If one must admit the failure of these essays, in so far as they had an immediate political purpose, to influence political action, one cannot help noticing that the experience of their futility is not a private, personal matter but that it coincides with a collective experience of futility that pits American youth not only against American politics and society but against the modern world itself. And that American revolt, in turn, is but a national manifestation of a world-wide revulsion against the world as it is. The student revolt, expressing itself positively in attempts at creating a new culture and negatively in aimless destructiveness and revolutionary tantrums, has its most profound roots in the seeming meaninglessness of life as it is led throughout the world and, more particularly, in the United States. What does a man live for? What is his purpose in life? What is the meaning of death, which appears to wipe out that life as though it had never existed? What, in short, is the truth about the human condition?
Man has always had to ask such questions, and in the past religion, reason, and science have endeavored to lay his questioning to rest. Yet the different systems of truth provided by these three methods of comprehending man and his world have tended to cancel each other out. Religion did not pass the test of reason, science discredited the metaphysical systems engendered by reason and has given us mastery over a monstrous world that needs religion and reason to give it meaning. That world is doubly monstrous because it sacrifices human ends to technological means, as well as the needs of the many to the enrichment and power of the few, and thereby diminishes the stature of man and threatens his very existence.
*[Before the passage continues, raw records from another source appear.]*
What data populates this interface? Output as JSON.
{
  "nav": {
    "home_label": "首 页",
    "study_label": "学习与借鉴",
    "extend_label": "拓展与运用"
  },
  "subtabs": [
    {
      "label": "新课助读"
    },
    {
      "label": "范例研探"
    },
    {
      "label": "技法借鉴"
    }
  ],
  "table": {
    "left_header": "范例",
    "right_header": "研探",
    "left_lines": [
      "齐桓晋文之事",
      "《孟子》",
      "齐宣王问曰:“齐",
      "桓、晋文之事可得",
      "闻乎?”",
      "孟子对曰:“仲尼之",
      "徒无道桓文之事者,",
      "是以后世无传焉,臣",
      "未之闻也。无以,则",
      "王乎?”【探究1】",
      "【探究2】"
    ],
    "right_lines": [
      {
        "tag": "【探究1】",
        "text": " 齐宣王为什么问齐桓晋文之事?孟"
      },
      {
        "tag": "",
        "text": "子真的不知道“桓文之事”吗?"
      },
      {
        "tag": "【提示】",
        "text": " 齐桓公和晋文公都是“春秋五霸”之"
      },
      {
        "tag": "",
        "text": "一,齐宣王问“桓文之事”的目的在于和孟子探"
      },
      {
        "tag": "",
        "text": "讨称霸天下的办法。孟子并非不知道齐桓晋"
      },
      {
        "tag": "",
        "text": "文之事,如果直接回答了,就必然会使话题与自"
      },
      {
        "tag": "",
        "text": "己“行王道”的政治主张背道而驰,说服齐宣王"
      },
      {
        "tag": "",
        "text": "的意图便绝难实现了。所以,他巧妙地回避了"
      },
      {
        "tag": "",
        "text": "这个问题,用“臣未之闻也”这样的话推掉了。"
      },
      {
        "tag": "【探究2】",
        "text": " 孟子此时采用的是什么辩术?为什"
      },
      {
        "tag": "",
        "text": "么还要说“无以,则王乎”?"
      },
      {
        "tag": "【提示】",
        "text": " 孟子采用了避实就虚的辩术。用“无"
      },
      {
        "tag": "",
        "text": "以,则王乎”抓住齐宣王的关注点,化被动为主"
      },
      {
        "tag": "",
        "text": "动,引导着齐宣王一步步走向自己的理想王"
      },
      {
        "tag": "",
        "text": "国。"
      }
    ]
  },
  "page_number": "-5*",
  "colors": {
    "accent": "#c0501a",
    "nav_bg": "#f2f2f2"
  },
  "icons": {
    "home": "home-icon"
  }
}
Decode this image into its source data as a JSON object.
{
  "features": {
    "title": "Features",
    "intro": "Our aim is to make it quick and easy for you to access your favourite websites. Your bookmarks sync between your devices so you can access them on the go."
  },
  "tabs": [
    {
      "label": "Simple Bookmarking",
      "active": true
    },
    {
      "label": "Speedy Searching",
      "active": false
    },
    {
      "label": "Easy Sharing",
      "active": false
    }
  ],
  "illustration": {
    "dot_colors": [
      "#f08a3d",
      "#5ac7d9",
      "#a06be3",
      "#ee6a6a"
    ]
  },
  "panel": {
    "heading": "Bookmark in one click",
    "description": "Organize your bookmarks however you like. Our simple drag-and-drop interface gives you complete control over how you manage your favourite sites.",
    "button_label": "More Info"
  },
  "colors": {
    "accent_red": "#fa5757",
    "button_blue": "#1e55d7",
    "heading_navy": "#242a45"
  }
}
The universities have provided us with that mastery over nature, but they have been unable to give it meaning and…
This article is available to online subscribers only.
Please choose from one of the options below to access this article:
Purchase a print premium subscription (20 issues per year) and also receive online access to all content on nybooks.com.
Purchase an Online Edition subscription and receive full access to all articles published by the Review since 1963.
Purchase a trial Online Edition subscription and receive unlimited access for one week to all the content on nybooks.com.
Copyright © 1970 by Praeger Publishers Inc., New York.